Final campaign rallies were held for Algeria's presidential election on Sunday after the incumbent Abdelaziz Bouteflika and his only real rival Ali Benflis waged a war of words.
The 77-year-old Bouteflika, despite ailing health and not even appearing in person on the campaign trail, remains favourite to win a fourth term in Thursday's poll in the North African nation.
Presidential aides wound up the campaign on his behalf in Cherage, south-west of the capital, where they praised the “miracle” of Bouteflika taking Algeria “from darkness into light”.
With the campaign officially closing, the 69-year-old Benflis held his last rally later the same day in Rouiba in the east of the country.
The aim of Bouteflika's accusations against him were “to cover up the inability of the president candidate to mobilise the population”, he said in a statement, quoted by national news agency APS.
Late on Saturday, Bouteflika made a rare television appearance - only his second since campaigning began - to accuse the man who was once his prime minister of fomenting violence.
He accused Benflis of “terrorism via the television”, in reference to warnings the former premier made against electoral fraud.
“When a candidate threatens walis (governors) and the authorities to beware for our families and children in case of (election) fraud, what does that mean?” Bouteflika asked.
Benflis had said in televised remarks on Wednesday that “fraud is 'haram',” or forbidden.
“Fraud and usage of fraud is haram.

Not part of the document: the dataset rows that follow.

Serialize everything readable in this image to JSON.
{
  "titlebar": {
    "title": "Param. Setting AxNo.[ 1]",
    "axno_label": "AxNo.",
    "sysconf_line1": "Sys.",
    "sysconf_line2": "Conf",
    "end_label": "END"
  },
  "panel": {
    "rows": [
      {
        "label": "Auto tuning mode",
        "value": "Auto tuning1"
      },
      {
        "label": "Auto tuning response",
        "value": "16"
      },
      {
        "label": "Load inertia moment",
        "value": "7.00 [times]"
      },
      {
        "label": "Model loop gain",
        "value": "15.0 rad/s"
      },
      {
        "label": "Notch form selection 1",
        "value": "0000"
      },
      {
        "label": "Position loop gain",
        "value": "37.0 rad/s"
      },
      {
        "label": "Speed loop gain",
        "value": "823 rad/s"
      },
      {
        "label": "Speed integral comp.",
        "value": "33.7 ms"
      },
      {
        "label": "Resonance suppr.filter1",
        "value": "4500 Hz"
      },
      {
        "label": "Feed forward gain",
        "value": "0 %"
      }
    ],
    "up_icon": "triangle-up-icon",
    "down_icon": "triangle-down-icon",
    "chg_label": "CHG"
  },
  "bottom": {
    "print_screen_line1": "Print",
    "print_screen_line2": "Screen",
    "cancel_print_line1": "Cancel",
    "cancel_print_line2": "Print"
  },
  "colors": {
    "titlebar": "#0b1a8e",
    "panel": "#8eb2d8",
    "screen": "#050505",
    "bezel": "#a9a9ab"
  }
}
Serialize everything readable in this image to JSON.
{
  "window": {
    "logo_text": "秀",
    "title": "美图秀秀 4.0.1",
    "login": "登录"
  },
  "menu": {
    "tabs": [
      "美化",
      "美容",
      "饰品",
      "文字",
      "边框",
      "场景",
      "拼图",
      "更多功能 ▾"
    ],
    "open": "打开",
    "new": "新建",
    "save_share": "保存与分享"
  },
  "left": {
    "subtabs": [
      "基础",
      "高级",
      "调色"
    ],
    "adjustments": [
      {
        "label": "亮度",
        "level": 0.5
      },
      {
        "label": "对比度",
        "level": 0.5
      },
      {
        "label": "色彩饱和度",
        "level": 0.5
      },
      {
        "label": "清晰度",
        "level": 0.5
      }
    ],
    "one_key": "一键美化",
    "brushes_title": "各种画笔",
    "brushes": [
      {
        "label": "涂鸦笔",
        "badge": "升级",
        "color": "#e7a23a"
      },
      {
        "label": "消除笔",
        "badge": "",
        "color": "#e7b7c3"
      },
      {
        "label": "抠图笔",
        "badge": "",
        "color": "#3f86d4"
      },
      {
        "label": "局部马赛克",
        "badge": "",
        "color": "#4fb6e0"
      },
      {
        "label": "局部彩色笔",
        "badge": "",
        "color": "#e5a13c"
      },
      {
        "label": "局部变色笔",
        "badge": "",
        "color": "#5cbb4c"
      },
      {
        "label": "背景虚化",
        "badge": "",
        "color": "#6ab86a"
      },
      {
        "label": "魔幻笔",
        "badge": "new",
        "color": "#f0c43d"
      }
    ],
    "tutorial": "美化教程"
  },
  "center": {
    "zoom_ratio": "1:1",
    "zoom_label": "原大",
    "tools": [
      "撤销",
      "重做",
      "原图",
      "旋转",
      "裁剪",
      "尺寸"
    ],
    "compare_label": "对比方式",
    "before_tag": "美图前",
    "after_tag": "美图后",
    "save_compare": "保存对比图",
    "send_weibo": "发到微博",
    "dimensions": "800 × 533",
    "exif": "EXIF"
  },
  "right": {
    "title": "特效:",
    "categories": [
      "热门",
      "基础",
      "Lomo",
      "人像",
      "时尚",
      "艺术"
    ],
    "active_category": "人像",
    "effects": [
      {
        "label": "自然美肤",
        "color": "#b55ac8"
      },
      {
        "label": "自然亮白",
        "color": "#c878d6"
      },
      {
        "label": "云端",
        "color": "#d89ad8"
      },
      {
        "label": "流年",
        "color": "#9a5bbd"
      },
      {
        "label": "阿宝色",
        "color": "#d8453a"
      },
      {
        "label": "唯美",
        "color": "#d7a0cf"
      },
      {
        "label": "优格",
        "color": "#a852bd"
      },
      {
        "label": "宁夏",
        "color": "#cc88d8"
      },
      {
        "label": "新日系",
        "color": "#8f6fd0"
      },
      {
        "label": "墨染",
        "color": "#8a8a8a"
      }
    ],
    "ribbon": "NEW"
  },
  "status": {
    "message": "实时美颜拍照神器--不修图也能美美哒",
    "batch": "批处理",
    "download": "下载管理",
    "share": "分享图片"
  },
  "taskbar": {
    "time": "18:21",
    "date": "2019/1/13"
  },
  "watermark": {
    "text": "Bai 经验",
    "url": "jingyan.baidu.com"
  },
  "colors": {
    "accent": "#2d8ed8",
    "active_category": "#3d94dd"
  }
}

I am speaking to (governors): you have family, think about protecting them,” Benflis said.
He is seeking to reverse Bouteflika's fortunes following 10 years in the political wilderness, after running against and losing heavily to his former ally in the 2004 election.
On Thursday in the eastern city of Bejaia, Benflis predicted a “violent earthquake that will shake the foundations of those who support a president for life”.
Benflis has repeatedly called electoral fraud his “main adversary”, saying it defeated democracy in the 2004 vote.
Allegations of fraud have marred most electoral contests in Algeria, and a former governor has admitted involvement in rigging votes in the past at the behest of his superiors.
Sunday's daily El Watan newspaper railed against what it called “an incurable disease”.
“The startling revelations on Chourouk TV by the former wali of Oran, Bachir Frik, have shocked democratic opinion,” it said.
“The phenomenon is so widespread that henceforth it could almost be said that the Fraud Party is the country's largest,” El Watan added.
Before Bouteflika made his accusation against Benflis on Saturday, the president's campaign team also accused him of inciting violence.
“We note the continuing violent behaviour by parties hostile to the serene and transparent conduct of the presidential election, and denounce the perpetrators of this violence - representatives of Benflis,” it said.
Benflis responded by calling the Bouteflika campaign's statement “incredibly violent” and “extremely serious”, and said it contained “defamatory... unfounded accusations”.
Bouteflika is still recuperating after suffering a mini-stroke last year and spending nearly three months in a French hospital.
But despite his low public profile of late he remains popular with many Algerians, especially for helping to end the devastating civil war in the 1990s.
His supporters also praise him for containing the social unrest that spread to Algeria in January 2011 as mass protests gripped neighbouring Tunisia, by offering political reforms, lifting a 19-year state of emergency and raising wages.
However, experts say discontent remains a real threat amid high youth unemployment and poor living conditions for many, despite Algeria's windfall hydrocarbon revenues.
About 23 million people are eligible to vote on April 17, choosing between six candidates. - Sapa-AFP